Do you believe that police reform in New York has the potential to ripple outward?
YAQ: In many respects, as goes New York so goes the rest of the country. New York was the purveyor of stop-and-frisk and broken windows policing, and it precipitated around the country as a kind of status quo. But it’s really important when we’re talking about sea-changing reform efforts that we don’t just center it on how issues affect communities in New York City but also communities in places like Syracuse or Rochester or Buffalo or Nassau County and Suffolk County. Rochester is one of the first cities in the country to remove police from schools. The organizers in Rochester pushed to create a Police Advisory Board, the only [civilian-controlled] police accountability board in the state. The Right to Know Act [a police transparency law that requires police officers to identify themselves, name the reason for a stop or encounter, and provide information on the complaint process at the end of encounters that do not result in an arrest or summons] is now in five different jurisdictions across the state.
The point I’m trying to make is that it’s important for us to learn lessons from New York City, but New York City is always going to be a kind of unicorn. But Syracuse is like other cities around the country, and Buffalo, and Rochester, and because the NYCLU has a large statewide infrastructure, other municipalities are leading the work in mid-size cities that is having precipitous implications around the state and around the country.
What issues and policies are your immediate focus in this new role?
YAQ: First, climate and environmental justice. That’s about making sure that we are not just defending people’s constitutional rights to protest the development of a pipeline through their community but also thinking about the ways that communities, especially Black and Brown communities, are harmed.
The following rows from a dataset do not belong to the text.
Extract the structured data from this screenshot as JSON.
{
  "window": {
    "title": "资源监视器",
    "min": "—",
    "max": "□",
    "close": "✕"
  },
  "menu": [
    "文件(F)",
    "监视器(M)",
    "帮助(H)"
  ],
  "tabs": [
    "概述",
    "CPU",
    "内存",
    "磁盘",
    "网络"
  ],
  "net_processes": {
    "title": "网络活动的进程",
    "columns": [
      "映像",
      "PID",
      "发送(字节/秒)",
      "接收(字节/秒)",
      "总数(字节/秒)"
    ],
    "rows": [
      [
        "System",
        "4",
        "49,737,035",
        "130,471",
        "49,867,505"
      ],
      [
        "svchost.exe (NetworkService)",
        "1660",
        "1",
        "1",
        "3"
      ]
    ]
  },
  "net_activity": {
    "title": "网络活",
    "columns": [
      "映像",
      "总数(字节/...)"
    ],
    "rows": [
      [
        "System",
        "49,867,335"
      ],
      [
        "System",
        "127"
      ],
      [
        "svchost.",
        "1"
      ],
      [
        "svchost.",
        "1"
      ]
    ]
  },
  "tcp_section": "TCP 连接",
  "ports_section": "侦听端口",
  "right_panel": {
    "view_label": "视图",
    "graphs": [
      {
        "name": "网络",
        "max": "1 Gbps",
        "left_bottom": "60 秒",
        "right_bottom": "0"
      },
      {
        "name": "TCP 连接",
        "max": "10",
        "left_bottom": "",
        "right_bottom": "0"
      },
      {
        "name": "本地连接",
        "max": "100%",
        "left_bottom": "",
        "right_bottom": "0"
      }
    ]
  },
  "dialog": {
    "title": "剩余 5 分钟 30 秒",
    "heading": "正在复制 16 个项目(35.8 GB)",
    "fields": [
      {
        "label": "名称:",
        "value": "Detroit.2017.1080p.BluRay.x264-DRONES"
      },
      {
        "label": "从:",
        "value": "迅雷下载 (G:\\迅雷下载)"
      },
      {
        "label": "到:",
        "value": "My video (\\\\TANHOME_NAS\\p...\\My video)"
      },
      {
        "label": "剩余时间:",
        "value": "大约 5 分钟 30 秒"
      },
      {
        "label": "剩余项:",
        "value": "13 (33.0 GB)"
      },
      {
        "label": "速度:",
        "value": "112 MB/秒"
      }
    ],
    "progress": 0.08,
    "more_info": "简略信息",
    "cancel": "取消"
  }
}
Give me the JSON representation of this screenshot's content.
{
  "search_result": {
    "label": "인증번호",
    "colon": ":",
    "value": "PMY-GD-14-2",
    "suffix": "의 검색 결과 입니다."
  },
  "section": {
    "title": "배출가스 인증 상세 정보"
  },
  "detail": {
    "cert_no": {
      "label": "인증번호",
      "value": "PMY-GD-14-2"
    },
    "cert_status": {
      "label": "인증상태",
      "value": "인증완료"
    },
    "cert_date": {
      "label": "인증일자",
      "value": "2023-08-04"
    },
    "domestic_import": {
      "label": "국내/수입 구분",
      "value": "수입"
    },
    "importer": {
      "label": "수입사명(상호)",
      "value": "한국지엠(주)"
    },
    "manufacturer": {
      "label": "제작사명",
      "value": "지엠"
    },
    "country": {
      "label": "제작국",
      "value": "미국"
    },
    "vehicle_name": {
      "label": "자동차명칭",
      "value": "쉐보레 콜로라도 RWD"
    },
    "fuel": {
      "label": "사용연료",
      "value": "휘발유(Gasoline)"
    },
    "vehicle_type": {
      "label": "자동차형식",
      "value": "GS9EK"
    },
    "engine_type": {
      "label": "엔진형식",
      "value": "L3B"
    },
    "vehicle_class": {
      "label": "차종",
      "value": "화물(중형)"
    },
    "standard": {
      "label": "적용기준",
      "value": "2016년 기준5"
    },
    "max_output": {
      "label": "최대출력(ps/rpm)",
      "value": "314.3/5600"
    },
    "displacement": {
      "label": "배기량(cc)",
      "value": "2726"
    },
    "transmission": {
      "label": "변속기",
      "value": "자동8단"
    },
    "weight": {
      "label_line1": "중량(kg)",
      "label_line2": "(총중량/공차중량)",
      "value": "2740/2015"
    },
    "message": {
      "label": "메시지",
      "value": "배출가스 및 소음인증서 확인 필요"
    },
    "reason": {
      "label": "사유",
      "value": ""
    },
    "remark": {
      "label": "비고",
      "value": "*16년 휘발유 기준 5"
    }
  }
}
You can’t express your constitutional rights if your access to basic essentials for living, like clean air and clean water, is harmed.
Another area is Indigenous justice. It’s disturbing that in our curricula and our civil rights discourse we erase Indigenous communities as if they’re not present and surviving. In New York state, we do not acknowledge and appreciate both the historical and the current contributions of our Native peoples. So as an organization whose job it is to defend the civil liberties and civil rights of everyone, how we think about tribal and sovereign nations is a new area we’re going to engage in.
What neatly dovetails with that is our conversation around economic justice, but especially around reparations, and the need to have truth and reconciliation about how we find ourselves where we are today. Educating the public on the way white supremacy has expressed itself socially, the way it’s baked into the law. New York’s engagement in the slave trade is so endemic to its role as the global financial capital we cannot extricate the way that white supremacy has impacted its powerhouse status. As a state, we have a responsibility to talk about that history as we think about how we repair that harm.